Modern Love: The Podcast has released almost episodes since it launched back in , and it can be tough to figure out where to start. So we put together A goodbye message from host Meghna Chakrabarti. Her essay is read by Zawe Ashton "Betrayal". This is the last episode of The Modern Love Do you tell your friends you love them? And do you say it like that, using those words? Is it easy for you to say? Is it fraught?
Why Did She Leave Me There?
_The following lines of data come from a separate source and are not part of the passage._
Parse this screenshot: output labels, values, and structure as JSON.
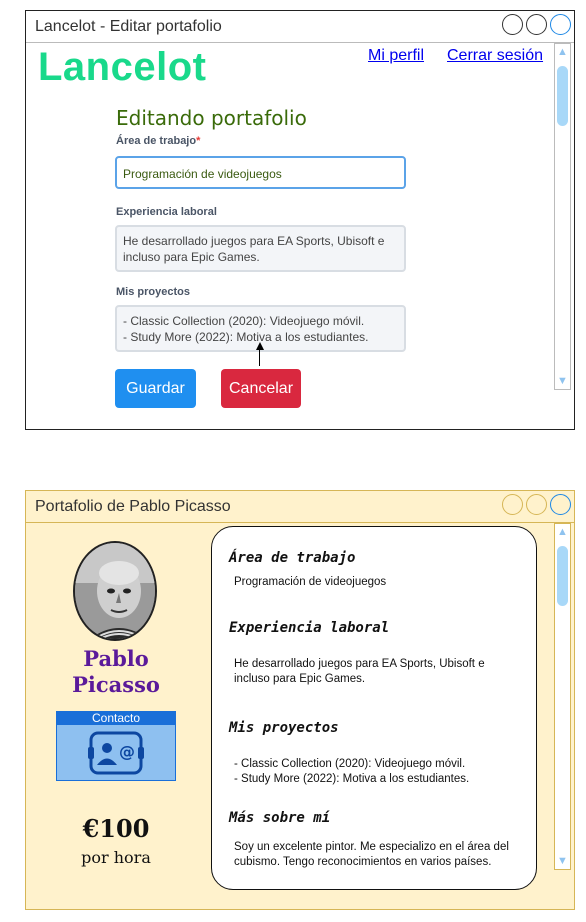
{
  "editor": {
    "window_title": "Lancelot - Editar portafolio",
    "brand": "Lancelot",
    "nav": {
      "profile": "Mi perfil",
      "logout": "Cerrar sesión"
    },
    "form_title": "Editando portafolio",
    "fields": {
      "area_label": "Área de trabajo",
      "area_required": "*",
      "area_value": "Programación de videojuegos",
      "experience_label": "Experiencia laboral",
      "experience_value": "He desarrollado juegos para EA Sports, Ubisoft e incluso para Epic Games.",
      "projects_label": "Mis proyectos",
      "projects_line1": "- Classic Collection (2020): Videojuego móvil.",
      "projects_line2": "- Study More (2022): Motiva a los estudiantes."
    },
    "buttons": {
      "save": "Guardar",
      "cancel": "Cancelar"
    }
  },
  "portfolio": {
    "window_title": "Portafolio de Pablo Picasso",
    "name_line1": "Pablo",
    "name_line2": "Picasso",
    "contact_label": "Contacto",
    "contact_icon": "contact-card-icon",
    "price": "€100",
    "per_hour": "por hora",
    "sections": {
      "area_title": "Área de trabajo",
      "area_text": "Programación de videojuegos",
      "experience_title": "Experiencia laboral",
      "experience_text": "He desarrollado juegos para EA Sports, Ubisoft e incluso para Epic Games.",
      "projects_title": "Mis proyectos",
      "projects_line1": "- Classic Collection (2020): Videojuego móvil.",
      "projects_line2": "- Study More (2022): Motiva a los estudiantes.",
      "about_title": "Más sobre mí",
      "about_text": "Soy un excelente pintor. Me especializo en el área del cubismo. Tengo reconocimientos en varios países."
    }
  },
  "colors": {
    "brand": "#19d98b",
    "save": "#1f8ff0",
    "cancel": "#d9283f",
    "portfolio_bg": "#fff2cc",
    "name": "#5b1a9a"
  }
}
The first episode of the season follows book reviewer Maggie played by Cristin Milioti as she braves the New York dating scene and an unexpected pregnancy with the fierce support of what seems to be the only constant in her life: her doorman, Guzmin real name Guzim. The story is based on the essay of writer Julie Margaret Hogben, who currently lives in Los Angeles with her twelve-year-old daughter, Isabel. In a new interview with The New York Times , Hogben reveals that in actuality, the father of her child proposed to her after she revealed her pregnancy to him; she declined his proposal. She also explains that, unlike in the episode, she never debated whether or not to go through with the pregnancy. Today, Hogben is still single, despite her daughter's earnest attempts to sign her up for dating apps. Episode two recounts an interview that leads to both journalist Julie played by Catherine Keener and subject Joshua Dev Patel opening up about their romantic pasts, tracing not one but two gut-wrenching tales of lost love. In reality, there was no job interview, whirlwind love-at-first-sight, or trip to the zoo for Joshua and his love interest.
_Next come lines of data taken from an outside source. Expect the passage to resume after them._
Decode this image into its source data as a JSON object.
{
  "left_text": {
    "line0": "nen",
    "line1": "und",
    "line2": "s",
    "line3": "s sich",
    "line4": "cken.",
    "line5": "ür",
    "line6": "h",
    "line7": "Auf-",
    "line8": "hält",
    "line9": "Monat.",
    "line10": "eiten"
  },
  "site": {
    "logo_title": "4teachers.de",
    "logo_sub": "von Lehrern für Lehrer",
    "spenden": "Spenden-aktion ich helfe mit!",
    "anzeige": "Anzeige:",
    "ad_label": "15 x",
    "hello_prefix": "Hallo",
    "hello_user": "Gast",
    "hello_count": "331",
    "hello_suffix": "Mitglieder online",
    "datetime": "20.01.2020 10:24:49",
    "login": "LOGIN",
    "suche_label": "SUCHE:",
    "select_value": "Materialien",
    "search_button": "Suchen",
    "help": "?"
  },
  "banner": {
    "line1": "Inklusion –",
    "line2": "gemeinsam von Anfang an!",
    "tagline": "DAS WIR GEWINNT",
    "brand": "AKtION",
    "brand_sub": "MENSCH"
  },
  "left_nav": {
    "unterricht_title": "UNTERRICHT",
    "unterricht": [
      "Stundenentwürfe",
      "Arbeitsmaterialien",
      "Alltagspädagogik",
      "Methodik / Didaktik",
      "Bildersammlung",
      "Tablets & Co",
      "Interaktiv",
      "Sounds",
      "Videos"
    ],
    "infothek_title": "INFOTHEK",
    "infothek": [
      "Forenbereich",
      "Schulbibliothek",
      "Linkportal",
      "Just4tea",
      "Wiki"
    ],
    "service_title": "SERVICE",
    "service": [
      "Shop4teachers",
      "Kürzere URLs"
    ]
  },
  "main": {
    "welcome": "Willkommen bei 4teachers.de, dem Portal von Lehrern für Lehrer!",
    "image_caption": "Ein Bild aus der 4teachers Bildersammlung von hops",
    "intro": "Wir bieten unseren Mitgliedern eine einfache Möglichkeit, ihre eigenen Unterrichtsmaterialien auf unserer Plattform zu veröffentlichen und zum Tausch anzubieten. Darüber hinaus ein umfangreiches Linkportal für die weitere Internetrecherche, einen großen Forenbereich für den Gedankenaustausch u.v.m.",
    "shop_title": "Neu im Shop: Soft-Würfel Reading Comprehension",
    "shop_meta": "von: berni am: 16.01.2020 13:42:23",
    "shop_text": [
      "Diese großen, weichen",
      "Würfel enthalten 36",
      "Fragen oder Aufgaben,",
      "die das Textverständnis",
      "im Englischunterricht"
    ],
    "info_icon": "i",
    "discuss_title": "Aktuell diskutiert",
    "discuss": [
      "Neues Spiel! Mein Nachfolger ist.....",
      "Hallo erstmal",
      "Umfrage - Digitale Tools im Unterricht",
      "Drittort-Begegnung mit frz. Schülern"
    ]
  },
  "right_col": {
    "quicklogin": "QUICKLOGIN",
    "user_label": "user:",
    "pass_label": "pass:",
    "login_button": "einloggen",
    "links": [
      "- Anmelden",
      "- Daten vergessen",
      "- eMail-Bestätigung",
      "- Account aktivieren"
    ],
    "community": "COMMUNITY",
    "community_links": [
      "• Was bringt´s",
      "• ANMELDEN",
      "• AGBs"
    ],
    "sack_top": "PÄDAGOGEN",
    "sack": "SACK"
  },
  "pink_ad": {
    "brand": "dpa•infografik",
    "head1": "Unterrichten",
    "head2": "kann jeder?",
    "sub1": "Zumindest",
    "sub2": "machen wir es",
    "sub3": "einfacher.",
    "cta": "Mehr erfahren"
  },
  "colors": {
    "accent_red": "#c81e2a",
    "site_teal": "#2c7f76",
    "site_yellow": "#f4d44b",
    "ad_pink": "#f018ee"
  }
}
Travelling or based outside United States? Video availability outside of United States varies. Sign in to see videos available to you. Close Menu. An unlikely friendship. A lost love resurfaced. A marriage at its turning point. A date that might not have been a date. An unconventional new family.
It has already been spun off into a very good podcast, with the stories read by big-name stars. This should be a surefire success. I expected something along the lines of Easy, another half-hour anthology show about love and relationships. Easy was — well — easy to love, though this is far more wholesome. Its eight episodes follow lovestruck or lovelorn New Yorkers, and while it is mostly about romantic love, it has a healthy respect for the power of supportive friends and family, too. It is by far the most distinctive of the eight, and views mental illness through an ambitiously theatrical lens. When she is manic, Lexi is a Rita Hayworth-esque bombshell who craves peaches in the middle of the night and charms men in the supermarket into having breakfast with her. When she is low, she can barely get out of bed and can only bring herself to eat muesli. John Carney, who executive produced the series and directs most of the episodes, has turned it into a sort of musical, with My Crazy Ex-Girlfriend flourishes and a joke about La La Land. Strange, then, that it is the stripped back scenes that ring most true: it finds its emotional core in a scene in a diner, with two women deciding simply to become friends.